▶ **What you need to do**:
Repeat the listing below exactly.

____________

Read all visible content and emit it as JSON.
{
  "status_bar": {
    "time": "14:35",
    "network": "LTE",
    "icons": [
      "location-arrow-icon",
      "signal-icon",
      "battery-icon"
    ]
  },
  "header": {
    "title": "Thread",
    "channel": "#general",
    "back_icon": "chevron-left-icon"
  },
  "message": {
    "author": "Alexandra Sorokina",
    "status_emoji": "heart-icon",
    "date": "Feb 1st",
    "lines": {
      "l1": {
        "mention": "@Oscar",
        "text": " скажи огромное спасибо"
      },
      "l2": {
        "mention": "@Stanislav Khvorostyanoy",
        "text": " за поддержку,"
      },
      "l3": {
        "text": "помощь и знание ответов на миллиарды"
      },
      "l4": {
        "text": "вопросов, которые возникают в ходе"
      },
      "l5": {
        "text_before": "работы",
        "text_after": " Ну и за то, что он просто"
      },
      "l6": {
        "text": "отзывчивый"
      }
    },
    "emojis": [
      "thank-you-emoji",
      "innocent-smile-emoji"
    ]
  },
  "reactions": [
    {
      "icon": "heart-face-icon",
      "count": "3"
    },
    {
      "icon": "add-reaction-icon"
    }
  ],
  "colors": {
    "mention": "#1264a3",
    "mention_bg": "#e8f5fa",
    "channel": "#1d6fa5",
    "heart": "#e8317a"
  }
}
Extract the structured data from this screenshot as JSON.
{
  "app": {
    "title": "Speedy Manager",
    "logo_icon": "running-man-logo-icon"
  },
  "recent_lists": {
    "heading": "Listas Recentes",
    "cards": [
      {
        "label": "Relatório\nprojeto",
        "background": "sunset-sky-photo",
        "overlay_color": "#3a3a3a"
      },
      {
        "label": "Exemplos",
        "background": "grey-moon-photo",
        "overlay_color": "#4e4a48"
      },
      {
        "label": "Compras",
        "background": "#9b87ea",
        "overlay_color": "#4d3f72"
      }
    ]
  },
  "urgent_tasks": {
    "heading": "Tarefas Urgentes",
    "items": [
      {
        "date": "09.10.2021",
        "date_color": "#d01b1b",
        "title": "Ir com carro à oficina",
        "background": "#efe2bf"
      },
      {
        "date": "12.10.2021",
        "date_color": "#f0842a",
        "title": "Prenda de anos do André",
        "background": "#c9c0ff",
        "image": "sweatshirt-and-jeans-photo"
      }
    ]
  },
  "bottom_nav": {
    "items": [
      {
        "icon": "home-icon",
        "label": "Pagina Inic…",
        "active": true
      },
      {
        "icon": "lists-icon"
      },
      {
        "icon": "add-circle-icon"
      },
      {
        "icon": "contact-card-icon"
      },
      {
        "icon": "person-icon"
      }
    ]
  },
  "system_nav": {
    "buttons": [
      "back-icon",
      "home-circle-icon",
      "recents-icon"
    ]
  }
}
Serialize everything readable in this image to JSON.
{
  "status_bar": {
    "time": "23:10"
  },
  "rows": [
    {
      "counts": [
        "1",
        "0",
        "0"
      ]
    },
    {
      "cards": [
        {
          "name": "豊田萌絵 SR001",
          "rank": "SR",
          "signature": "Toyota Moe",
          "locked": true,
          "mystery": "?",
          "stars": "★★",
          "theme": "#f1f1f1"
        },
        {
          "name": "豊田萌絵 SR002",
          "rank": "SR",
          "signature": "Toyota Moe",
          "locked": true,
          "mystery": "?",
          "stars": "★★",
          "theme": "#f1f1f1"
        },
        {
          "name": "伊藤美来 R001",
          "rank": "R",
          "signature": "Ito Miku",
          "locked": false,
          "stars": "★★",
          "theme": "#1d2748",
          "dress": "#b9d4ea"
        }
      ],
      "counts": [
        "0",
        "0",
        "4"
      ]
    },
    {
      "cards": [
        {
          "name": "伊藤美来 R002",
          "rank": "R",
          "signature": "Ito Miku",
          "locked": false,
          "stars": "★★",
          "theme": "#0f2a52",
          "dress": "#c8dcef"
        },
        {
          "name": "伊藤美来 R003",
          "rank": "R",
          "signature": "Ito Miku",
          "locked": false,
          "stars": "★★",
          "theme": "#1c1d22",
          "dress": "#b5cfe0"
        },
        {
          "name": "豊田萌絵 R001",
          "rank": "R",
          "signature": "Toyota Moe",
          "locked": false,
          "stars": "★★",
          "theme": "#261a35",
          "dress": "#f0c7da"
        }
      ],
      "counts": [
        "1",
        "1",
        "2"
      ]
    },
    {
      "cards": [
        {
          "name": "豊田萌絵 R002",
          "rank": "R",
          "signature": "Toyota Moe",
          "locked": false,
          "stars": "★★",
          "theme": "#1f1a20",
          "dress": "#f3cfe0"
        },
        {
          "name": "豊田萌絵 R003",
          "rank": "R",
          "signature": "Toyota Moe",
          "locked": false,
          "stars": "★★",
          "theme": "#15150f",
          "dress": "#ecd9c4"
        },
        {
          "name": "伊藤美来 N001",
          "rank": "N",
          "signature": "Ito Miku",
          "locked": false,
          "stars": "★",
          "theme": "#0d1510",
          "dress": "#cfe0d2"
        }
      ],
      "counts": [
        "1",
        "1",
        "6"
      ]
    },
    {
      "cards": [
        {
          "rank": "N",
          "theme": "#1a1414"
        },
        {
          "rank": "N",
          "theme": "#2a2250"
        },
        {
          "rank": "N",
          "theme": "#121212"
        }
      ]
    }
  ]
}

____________

▶ **Response**:
Read all visible content and emit it as JSON.
{
  "status_bar": {
    "time": "14:35",
    "network": "LTE",
    "icons": [
      "location-arrow-icon",
      "signal-icon",
      "battery-icon"
    ]
  },
  "header": {
    "title": "Thread",
    "channel": "#general",
    "back_icon": "chevron-left-icon"
  },
  "message": {
    "author": "Alexandra Sorokina",
    "status_emoji": "heart-icon",
    "date": "Feb 1st",
    "lines": {
      "l1": {
        "mention": "@Oscar",
        "text": " скажи огромное спасибо"
      },
      "l2": {
        "mention": "@Stanislav Khvorostyanoy",
        "text": " за поддержку,"
      },
      "l3": {
        "text": "помощь и знание ответов на миллиарды"
      },
      "l4": {
        "text": "вопросов, которые возникают в ходе"
      },
      "l5": {
        "text_before": "работы",
        "text_after": " Ну и за то, что он просто"
      },
      "l6": {
        "text": "отзывчивый"
      }
    },
    "emojis": [
      "thank-you-emoji",
      "innocent-smile-emoji"
    ]
  },
  "reactions": [
    {
      "icon": "heart-face-icon",
      "count": "3"
    },
    {
      "icon": "add-reaction-icon"
    }
  ],
  "colors": {
    "mention": "#1264a3",
    "mention_bg": "#e8f5fa",
    "channel": "#1d6fa5",
    "heart": "#e8317a"
  }
}
Extract the structured data from this screenshot as JSON.
{
  "app": {
    "title": "Speedy Manager",
    "logo_icon": "running-man-logo-icon"
  },
  "recent_lists": {
    "heading": "Listas Recentes",
    "cards": [
      {
        "label": "Relatório\nprojeto",
        "background": "sunset-sky-photo",
        "overlay_color": "#3a3a3a"
      },
      {
        "label": "Exemplos",
        "background": "grey-moon-photo",
        "overlay_color": "#4e4a48"
      },
      {
        "label": "Compras",
        "background": "#9b87ea",
        "overlay_color": "#4d3f72"
      }
    ]
  },
  "urgent_tasks": {
    "heading": "Tarefas Urgentes",
    "items": [
      {
        "date": "09.10.2021",
        "date_color": "#d01b1b",
        "title": "Ir com carro à oficina",
        "background": "#efe2bf"
      },
      {
        "date": "12.10.2021",
        "date_color": "#f0842a",
        "title": "Prenda de anos do André",
        "background": "#c9c0ff",
        "image": "sweatshirt-and-jeans-photo"
      }
    ]
  },
  "bottom_nav": {
    "items": [
      {
        "icon": "home-icon",
        "label": "Pagina Inic…",
        "active": true
      },
      {
        "icon": "lists-icon"
      },
      {
        "icon": "add-circle-icon"
      },
      {
        "icon": "contact-card-icon"
      },
      {
        "icon": "person-icon"
      }
    ]
  },
  "system_nav": {
    "buttons": [
      "back-icon",
      "home-circle-icon",
      "recents-icon"
    ]
  }
}
Serialize everything readable in this image to JSON.
{
  "status_bar": {
    "time": "23:10"
  },
  "rows": [
    {
      "counts": [
        "1",
        "0",
        "0"
      ]
    },
    {
      "cards": [
        {
          "name": "豊田萌絵 SR001",
          "rank": "SR",
          "signature": "Toyota Moe",
          "locked": true,
          "mystery": "?",
          "stars": "★★",
          "theme": "#f1f1f1"
        },
        {
          "name": "豊田萌絵 SR002",
          "rank": "SR",
          "signature": "Toyota Moe",
          "locked": true,
          "mystery": "?",
          "stars": "★★",
          "theme": "#f1f1f1"
        },
        {
          "name": "伊藤美来 R001",
          "rank": "R",
          "signature": "Ito Miku",
          "locked": false,
          "stars": "★★",
          "theme": "#1d2748",
          "dress": "#b9d4ea"
        }
      ],
      "counts": [
        "0",
        "0",
        "4"
      ]
    },
    {
      "cards": [
        {
          "name": "伊藤美来 R002",
          "rank": "R",
          "signature": "Ito Miku",
          "locked": false,
          "stars": "★★",
          "theme": "#0f2a52",
          "dress": "#c8dcef"
        },
        {
          "name": "伊藤美来 R003",
          "rank": "R",
          "signature": "Ito Miku",
          "locked": false,
          "stars": "★★",
          "theme": "#1c1d22",
          "dress": "#b5cfe0"
        },
        {
          "name": "豊田萌絵 R001",
          "rank": "R",
          "signature": "Toyota Moe",
          "locked": false,
          "stars": "★★",
          "theme": "#261a35",
          "dress": "#f0c7da"
        }
      ],
      "counts": [
        "1",
        "1",
        "2"
      ]
    },
    {
      "cards": [
        {
          "name": "豊田萌絵 R002",
          "rank": "R",
          "signature": "Toyota Moe",
          "locked": false,
          "stars": "★★",
          "theme": "#1f1a20",
          "dress": "#f3cfe0"
        },
        {
          "name": "豊田萌絵 R003",
          "rank": "R",
          "signature": "Toyota Moe",
          "locked": false,
          "stars": "★★",
          "theme": "#15150f",
          "dress": "#ecd9c4"
        },
        {
          "name": "伊藤美来 N001",
          "rank": "N",
          "signature": "Ito Miku",
          "locked": false,
          "stars": "★",
          "theme": "#0d1510",
          "dress": "#cfe0d2"
        }
      ],
      "counts": [
        "1",
        "1",
        "6"
      ]
    },
    {
      "cards": [
        {
          "rank": "N",
          "theme": "#1a1414"
        },
        {
          "rank": "N",
          "theme": "#2a2250"
        },
        {
          "rank": "N",
          "theme": "#121212"
        }
      ]
    }
  ]
}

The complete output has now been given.